## Records to use

+===+

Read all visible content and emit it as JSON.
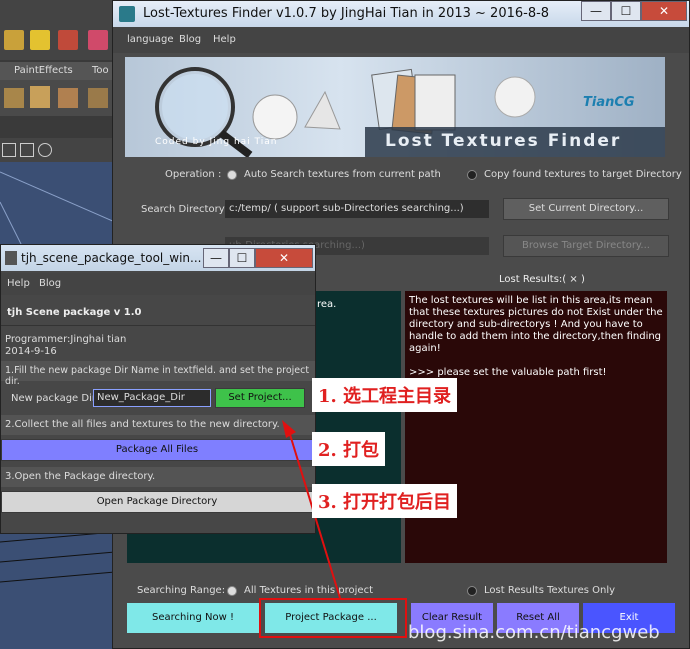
{
  "background": {
    "maya_tabs": [
      "PaintEffects",
      "Too"
    ]
  },
  "main_window": {
    "title": "Lost-Textures Finder v1.0.7 by JingHai Tian in 2013 ~ 2016-8-8",
    "menu": [
      "language",
      "Blog",
      "Help"
    ],
    "banner": {
      "coded_by": "Coded by Jing hai Tian",
      "product": "Lost Textures Finder",
      "logo": "TianCG"
    },
    "operation": {
      "label": "Operation :",
      "option1": "Auto Search textures from current path",
      "option2": "Copy found textures to target Directory"
    },
    "search_dir": {
      "label": "Search Directory:",
      "value": "c:/temp/ ( support sub-Directories searching...)",
      "button": "Set Current Directory..."
    },
    "target_dir": {
      "value_partial": "ub-Directories searching...)",
      "button": "Browse Target Directory..."
    },
    "lost_results_header": "Lost Results:( × )",
    "left_pane_fragment": "rea.",
    "lost_results_text": "The lost textures will be list in this area,its mean that these textures pictures do not Exist under the directory and sub-directorys ! And you have to handle to add them into the directory,then finding again!",
    "lost_results_text2": ">>> please set the valuable path first!",
    "searching_range": {
      "label": "Searching Range:",
      "option1": "All Textures in this project",
      "option2": "Lost Results Textures Only"
    },
    "buttons": {
      "searching_now": "Searching  Now !",
      "project_package": "Project Package ...",
      "clear_result": "Clear Result",
      "reset_all": "Reset All",
      "exit": "Exit"
    }
  },
  "package_window": {
    "title": "tjh_scene_package_tool_win...",
    "menu": [
      "Help",
      "Blog"
    ],
    "heading": "tjh Scene package v 1.0",
    "programmer": "Programmer:Jinghai tian",
    "date": "2014-9-16",
    "step1": "1.Fill the new package Dir Name in textfield. and set the project dir.",
    "dir_label": "New package Dir :",
    "dir_value": "New_Package_Dir",
    "set_project": "Set Project...",
    "step2": "2.Collect the all files and textures to the new directory.",
    "package_all": "Package  All  Files",
    "step3": "3.Open the Package directory.",
    "open_dir": "Open Package Directory"
  },
  "annotations": {
    "a1": "1. 选工程主目录",
    "a2": "2. 打包",
    "a3": "3. 打开打包后目"
  },
  "watermark": "blog.sina.com.cn/tiancgweb",
  "colors": {
    "cyan_button": "#7fe8e8",
    "purple_button": "#8a7bff",
    "blue_button": "#4a55ff",
    "green_button": "#3ec24a",
    "highlight_red": "#e01010"
  }
}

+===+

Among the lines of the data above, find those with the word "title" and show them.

    "title": "Lost-Textures Finder v1.0.7 by JingHai Tian in 2013 ~ 2016-8-8",
    "title": "tjh_scene_package_tool_win...",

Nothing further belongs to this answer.